Kangaroo and wallaby population control


Ratification Date: 01 Feb 2009

Position Statement

Population management of large macropods (kangaroos, wallabies, euro’s etc) is necessary to prevent circumstances where there could be significant welfare or environmental issues arising from overpopulation.

Management and control methods must be humane and consistent with legislation relating to kangaroo and wallaby protection and control.

Shooting is the preferred method of control, but other methods may sometimes be required.

There must be heavy penalties for contravention of legislation relating to kangaroo and wallaby protection and control.

Research into alternative methods of population management, such as fertility control is also supported.



In some circumstances it is appropriate to reduce the population of kangaroos and wallabies, usually when animals are present at very high densities, resources are limited, and there is ensuing environmental degradation and/or starvation of the kangaroos as resources are depleted. Common examples include unmanaged populations confined within fenced areas or wild populations in times of drought. Starvation is a significant animal welfare issue. Environmental degradation and animal welfare can be addressed largely by appropriate management, a key element of which is population control.

Options for population control

The options for population control of kangaroos and wallabies are lethal (usually shooting) or non-lethal using either capture and translocation or some form of fertility control, or a combination of the last two. All control methods must be humane.

The control of kangaroos and wallabies by harvesting or culling involves managing sustainable use of natural resources, minimising environmental degradation, reducing impacts on grazing and cropping, and ensuring animal welfare. This policy should be read in conjunction with AVA policies in Part 16 of the Policy Compendium (Environment and conservation).


Lethal control

The following guidelines should be observed for the lethal control of kangaroos and wallabies.
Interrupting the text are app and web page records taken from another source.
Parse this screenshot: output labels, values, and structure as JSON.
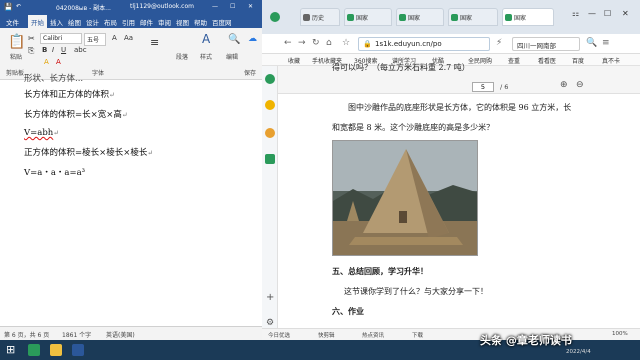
{
  "word": {
    "title": {
      "filename": "042008ыв - 副本...",
      "email": "tlj1129@outlook.com",
      "ctl_min": "—",
      "ctl_max": "☐",
      "ctl_close": "✕"
    },
    "tabs": [
      "文件",
      "开始",
      "插入",
      "绘图",
      "设计",
      "布局",
      "引用",
      "邮件",
      "审阅",
      "视图",
      "帮助",
      "百度网"
    ],
    "ribbon": {
      "font_name": "Calibri",
      "font_size": "五号",
      "paste_label": "粘贴",
      "clipboard_label": "剪贴板",
      "font_label": "字体",
      "paragraph_label": "段落",
      "style_label": "样式",
      "editing_label": "编辑",
      "save_to_baidu_label": "保存到百度网盘",
      "baidu_group_label": "保存"
    },
    "doc_lines": [
      "长方体和正方体的体积",
      "长方体的体积=长×宽×高",
      "V=abh",
      "正方体的体积=棱长×棱长×棱长",
      "V=a・a・a=a³"
    ],
    "top_partial_line": "形状、长方体...",
    "para_mark": "↵",
    "status": {
      "page": "第 6 页，共 6 页",
      "words": "1861 个字",
      "lang": "英语(美国)"
    }
  },
  "browser": {
    "tabs": [
      "历史",
      "国家",
      "国家",
      "国家",
      "国家"
    ],
    "win_ctl": [
      "⚏",
      "—",
      "☐",
      "✕"
    ],
    "url": "1s1k.eduyun.cn/po",
    "search_text": "四川一网南部",
    "bookmarks": [
      "收藏",
      "手机收藏夹",
      "360搜索",
      "谱所学习",
      "优酷",
      "全民网购",
      "查重",
      "看看医",
      "百度",
      "真不卡"
    ],
    "pdf": {
      "page_current": "5",
      "page_total": "/ 6",
      "zoom_in": "⊕",
      "zoom_out": "⊖"
    },
    "content": {
      "line_top": "得可以吗？（每立方米石料重 2.7 吨）",
      "q_line1": "图中沙雕作品的底座形状是长方体，它的体积是 96 立方米，长",
      "q_line2": "和宽都是 8 米。这个沙雕底座的高是多少米？",
      "section5": "五、总结回顾，学习升华！",
      "section5_body": "这节课你学到了什么？与大家分享一下！",
      "section6": "六、作业"
    },
    "status": [
      "今日优选",
      "快剪辑",
      "热点资讯",
      "下载",
      "100%"
    ]
  },
  "taskbar": {
    "watermark": "头条 @章老师读书",
    "date": "2022/4/4"
  },
  "colors": {
    "word_blue": "#2b579a",
    "taskbar": "#1b3a57",
    "browser_green": "#2a9a5a"
  }
}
  • Decisions to use, harvest or cull kangaroos and wallabies must be based on objective scientific data.
  • Any method used must be rapid and humane, with the preferred technique being shooting by an accredited operator using a high-velocity rifle, as described in the National Code of Practice for the Humane Shooting of Kangaroos and Wallabies (2008). Shooting kangaroos and wallabies for population control is considered the most acceptable on animal welfare grounds.
  • Animals must be shot through the head at night, with the aid of a spotlight. If an animal is suspected of being alive after being shot, every reasonable effort must be made to locate it and kill it immediately.
  • Animals must not be shot from a moving vehicle or platform unless specific authorisation is included in the permit issued by the licensing authority.
  • Pouch young must also be killed by a shot or heavy blow to the head to cause instant death.
Non-lethal control

There is a community perception that non-lethal control methods are more humane than shooting, but this is not necessarily the case. Capture and translocation of kangaroos and wallabies is difficult and traumatic. The loss of some animals is highly likely, with mortality rates of 5–10% being common with the use of dart rifles or other means of capture, with or without some form of herding into enclosures constructed for the purpose. Smaller individuals may be caught by hand or with hoop nets, and in some situations a draw-string trap may be used to capture animals moving under fences. Causes of death can include direct trauma following impact with fences or other fixed objects, post-capture myopathy and losses during transport from injuries, hyperthermia and dehydration. There is often difficulty in selecting a suitable release site that will not pose potential ill effects for resident kangaroo and wallaby populations.

Surgical and non-surgical methods of fertility control can be used, but as none is currently deliverable by remote means, it is not possible to use them on most free-living macropod populations. Fertility control does not achieve an initial reduction in the size of the population, which is required in many cases, but may be useful for ongoing reproductive management of the remaining animals. The only way to achieve an initial reduction in numbers is to cull or move the animals elsewhere, with all the difficulties discussed above.

Other relevant policies and position statements

Control of native and introduced animals causing damage to agriculture or habitat

Harvesting and culling of native fauna

Part 16 Policy compendium: Environment and conservation


Date of ratification by AVA Board February 2009